DATA RECORDS:
______________________________

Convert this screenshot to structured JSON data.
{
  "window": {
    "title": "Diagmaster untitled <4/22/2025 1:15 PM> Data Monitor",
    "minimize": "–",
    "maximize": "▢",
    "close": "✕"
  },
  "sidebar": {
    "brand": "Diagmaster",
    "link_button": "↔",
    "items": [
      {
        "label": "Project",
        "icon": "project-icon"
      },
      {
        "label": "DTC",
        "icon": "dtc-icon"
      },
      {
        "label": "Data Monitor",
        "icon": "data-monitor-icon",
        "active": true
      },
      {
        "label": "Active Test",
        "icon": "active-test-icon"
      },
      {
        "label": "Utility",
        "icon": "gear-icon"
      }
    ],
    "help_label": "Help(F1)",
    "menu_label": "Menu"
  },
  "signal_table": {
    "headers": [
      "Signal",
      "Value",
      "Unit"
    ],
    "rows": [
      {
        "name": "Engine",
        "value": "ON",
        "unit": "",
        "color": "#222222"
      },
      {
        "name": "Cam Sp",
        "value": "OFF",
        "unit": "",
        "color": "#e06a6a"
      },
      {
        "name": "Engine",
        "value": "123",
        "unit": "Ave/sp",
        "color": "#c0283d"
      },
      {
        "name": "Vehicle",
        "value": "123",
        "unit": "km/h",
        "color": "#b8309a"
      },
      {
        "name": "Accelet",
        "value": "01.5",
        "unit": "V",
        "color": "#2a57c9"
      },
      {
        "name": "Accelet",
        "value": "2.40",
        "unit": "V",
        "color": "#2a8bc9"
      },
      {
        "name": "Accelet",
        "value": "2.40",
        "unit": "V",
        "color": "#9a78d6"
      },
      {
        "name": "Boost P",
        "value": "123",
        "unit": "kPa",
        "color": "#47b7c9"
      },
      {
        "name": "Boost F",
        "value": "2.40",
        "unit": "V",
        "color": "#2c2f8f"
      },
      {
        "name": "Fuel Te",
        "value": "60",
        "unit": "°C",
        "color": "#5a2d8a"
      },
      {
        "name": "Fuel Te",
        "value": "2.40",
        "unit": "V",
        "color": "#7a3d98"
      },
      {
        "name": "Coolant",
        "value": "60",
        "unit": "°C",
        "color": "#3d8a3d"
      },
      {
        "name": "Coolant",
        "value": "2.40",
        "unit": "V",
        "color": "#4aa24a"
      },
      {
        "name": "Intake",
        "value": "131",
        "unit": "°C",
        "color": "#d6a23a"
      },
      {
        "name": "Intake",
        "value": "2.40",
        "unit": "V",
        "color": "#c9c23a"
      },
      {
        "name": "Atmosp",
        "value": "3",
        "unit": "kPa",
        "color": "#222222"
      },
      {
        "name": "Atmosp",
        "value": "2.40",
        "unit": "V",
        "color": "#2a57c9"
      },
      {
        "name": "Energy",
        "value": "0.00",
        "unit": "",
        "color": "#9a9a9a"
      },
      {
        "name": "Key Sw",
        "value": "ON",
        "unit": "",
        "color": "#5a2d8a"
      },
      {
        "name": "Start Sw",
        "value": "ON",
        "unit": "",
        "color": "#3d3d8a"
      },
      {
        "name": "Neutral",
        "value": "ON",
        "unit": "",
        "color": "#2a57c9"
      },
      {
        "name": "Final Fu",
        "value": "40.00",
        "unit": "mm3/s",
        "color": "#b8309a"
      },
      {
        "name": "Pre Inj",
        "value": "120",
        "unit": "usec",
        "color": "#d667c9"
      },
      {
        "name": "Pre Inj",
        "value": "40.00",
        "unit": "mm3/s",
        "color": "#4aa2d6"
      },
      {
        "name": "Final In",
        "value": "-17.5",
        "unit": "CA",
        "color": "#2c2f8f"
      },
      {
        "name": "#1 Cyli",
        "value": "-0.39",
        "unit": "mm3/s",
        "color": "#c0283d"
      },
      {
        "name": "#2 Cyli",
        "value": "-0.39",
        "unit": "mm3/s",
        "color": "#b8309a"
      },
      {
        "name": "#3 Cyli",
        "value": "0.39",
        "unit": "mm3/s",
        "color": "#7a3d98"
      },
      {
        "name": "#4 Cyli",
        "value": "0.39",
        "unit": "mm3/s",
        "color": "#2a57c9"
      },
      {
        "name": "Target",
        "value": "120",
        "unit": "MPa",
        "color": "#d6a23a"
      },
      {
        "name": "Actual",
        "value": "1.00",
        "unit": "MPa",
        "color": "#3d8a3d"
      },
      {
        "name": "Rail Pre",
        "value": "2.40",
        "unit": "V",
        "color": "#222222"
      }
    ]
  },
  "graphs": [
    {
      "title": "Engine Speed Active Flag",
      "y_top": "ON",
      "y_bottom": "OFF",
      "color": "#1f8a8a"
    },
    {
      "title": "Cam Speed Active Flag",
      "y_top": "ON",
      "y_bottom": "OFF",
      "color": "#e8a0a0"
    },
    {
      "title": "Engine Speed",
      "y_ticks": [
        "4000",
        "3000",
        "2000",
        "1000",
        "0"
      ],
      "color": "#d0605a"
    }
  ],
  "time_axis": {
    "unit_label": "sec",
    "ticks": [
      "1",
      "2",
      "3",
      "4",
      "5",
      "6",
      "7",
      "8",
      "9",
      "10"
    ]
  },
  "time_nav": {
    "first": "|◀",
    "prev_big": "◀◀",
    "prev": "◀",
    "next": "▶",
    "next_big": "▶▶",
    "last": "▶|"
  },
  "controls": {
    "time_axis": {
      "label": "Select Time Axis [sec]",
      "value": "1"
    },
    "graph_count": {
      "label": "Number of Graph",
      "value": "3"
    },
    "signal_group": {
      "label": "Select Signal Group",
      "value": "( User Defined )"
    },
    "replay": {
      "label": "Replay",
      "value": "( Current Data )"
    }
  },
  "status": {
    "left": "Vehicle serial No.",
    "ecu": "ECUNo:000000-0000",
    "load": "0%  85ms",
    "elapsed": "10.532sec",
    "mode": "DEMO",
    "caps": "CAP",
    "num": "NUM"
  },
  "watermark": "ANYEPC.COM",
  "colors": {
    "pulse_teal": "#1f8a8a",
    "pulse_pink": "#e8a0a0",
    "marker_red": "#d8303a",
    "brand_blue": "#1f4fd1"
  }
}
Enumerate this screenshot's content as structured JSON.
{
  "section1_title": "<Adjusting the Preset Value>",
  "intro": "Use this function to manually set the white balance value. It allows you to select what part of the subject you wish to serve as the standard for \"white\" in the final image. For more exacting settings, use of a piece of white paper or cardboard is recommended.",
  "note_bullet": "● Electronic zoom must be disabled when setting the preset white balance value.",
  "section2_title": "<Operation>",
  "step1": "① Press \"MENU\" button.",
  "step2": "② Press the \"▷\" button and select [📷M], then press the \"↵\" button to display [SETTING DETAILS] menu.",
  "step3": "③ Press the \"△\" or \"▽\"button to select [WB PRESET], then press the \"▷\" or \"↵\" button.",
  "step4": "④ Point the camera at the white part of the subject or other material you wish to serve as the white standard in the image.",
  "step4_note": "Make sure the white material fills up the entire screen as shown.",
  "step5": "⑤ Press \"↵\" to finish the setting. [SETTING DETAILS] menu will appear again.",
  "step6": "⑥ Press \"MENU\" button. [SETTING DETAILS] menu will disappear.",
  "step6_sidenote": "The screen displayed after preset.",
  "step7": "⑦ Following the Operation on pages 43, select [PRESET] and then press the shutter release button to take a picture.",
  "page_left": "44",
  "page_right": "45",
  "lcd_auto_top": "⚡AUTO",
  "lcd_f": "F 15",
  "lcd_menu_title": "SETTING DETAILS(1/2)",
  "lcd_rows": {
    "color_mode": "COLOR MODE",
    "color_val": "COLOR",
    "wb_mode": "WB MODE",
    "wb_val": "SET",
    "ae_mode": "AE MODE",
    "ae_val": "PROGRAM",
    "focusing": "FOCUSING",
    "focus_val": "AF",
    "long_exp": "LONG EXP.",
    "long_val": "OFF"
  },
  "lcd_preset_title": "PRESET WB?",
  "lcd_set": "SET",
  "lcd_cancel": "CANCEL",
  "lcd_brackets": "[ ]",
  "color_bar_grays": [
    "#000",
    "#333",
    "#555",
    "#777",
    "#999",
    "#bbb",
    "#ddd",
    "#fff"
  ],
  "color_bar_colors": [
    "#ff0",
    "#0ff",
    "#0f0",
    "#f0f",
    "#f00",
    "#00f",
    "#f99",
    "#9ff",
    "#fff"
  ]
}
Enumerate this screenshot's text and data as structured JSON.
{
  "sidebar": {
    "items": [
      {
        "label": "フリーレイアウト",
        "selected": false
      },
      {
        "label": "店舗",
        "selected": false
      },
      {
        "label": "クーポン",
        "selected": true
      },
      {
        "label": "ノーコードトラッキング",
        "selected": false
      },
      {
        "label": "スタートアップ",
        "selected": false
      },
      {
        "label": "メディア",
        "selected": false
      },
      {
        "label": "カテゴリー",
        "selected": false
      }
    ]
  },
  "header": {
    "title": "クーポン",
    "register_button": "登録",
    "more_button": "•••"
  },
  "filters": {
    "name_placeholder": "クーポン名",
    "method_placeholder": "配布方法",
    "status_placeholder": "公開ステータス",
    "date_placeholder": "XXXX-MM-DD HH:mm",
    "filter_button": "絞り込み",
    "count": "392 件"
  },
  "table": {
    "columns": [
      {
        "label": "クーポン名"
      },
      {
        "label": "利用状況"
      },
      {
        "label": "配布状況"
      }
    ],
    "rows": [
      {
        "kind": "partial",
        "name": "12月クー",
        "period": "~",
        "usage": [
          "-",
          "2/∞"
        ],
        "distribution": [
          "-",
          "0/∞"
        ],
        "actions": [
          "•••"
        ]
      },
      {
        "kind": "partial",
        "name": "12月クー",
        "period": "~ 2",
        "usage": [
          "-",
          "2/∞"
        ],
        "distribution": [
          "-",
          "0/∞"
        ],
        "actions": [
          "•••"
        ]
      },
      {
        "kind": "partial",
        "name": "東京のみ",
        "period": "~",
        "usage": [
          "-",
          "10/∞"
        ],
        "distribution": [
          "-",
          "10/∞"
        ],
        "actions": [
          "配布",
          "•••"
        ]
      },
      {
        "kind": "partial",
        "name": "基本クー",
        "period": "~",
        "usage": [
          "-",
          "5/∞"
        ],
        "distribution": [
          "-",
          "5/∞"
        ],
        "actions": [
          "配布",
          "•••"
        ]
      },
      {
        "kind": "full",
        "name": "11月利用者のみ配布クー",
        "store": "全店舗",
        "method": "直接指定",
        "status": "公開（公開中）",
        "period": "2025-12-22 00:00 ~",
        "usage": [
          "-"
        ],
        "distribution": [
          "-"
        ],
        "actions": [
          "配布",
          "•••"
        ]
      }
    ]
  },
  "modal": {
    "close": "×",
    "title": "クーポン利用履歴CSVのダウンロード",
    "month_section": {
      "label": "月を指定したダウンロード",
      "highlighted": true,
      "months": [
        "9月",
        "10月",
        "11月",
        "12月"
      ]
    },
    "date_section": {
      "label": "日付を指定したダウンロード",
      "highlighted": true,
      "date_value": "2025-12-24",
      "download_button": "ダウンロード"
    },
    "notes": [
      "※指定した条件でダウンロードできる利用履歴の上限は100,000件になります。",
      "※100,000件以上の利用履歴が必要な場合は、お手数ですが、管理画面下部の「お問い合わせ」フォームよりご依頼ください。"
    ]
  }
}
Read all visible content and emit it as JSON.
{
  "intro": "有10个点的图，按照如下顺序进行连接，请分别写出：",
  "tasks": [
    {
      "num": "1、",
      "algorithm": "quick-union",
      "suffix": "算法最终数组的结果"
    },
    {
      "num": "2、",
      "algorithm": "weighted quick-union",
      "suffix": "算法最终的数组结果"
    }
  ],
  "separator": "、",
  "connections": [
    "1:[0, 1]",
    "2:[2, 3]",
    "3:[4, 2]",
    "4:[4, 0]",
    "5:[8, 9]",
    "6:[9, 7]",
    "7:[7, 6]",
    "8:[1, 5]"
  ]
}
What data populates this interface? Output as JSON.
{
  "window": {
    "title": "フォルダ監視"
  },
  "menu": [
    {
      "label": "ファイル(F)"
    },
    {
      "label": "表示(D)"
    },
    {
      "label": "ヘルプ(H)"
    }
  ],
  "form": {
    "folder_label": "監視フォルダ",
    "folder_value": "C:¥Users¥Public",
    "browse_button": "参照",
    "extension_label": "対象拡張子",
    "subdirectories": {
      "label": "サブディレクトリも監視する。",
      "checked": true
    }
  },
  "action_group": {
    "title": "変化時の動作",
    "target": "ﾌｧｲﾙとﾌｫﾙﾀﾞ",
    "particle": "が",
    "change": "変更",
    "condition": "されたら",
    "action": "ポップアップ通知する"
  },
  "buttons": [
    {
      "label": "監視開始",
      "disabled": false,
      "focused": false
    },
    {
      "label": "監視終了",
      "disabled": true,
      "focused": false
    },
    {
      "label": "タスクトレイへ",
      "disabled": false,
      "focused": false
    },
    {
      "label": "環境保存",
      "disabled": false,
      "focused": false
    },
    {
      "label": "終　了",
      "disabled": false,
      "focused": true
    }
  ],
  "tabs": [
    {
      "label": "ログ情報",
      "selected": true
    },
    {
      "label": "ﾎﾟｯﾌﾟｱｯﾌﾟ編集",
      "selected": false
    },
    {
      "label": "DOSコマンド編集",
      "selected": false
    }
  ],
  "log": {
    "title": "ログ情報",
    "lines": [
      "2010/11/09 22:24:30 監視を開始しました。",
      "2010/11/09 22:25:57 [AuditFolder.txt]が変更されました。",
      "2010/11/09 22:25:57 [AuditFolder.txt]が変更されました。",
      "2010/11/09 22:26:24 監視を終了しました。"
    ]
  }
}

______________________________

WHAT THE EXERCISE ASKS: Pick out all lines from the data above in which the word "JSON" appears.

TASK ANSWER:
Convert this screenshot to structured JSON data.
Enumerate this screenshot's content as structured JSON.
Enumerate this screenshot's text and data as structured JSON.
Read all visible content and emit it as JSON.
What data populates this interface? Output as JSON.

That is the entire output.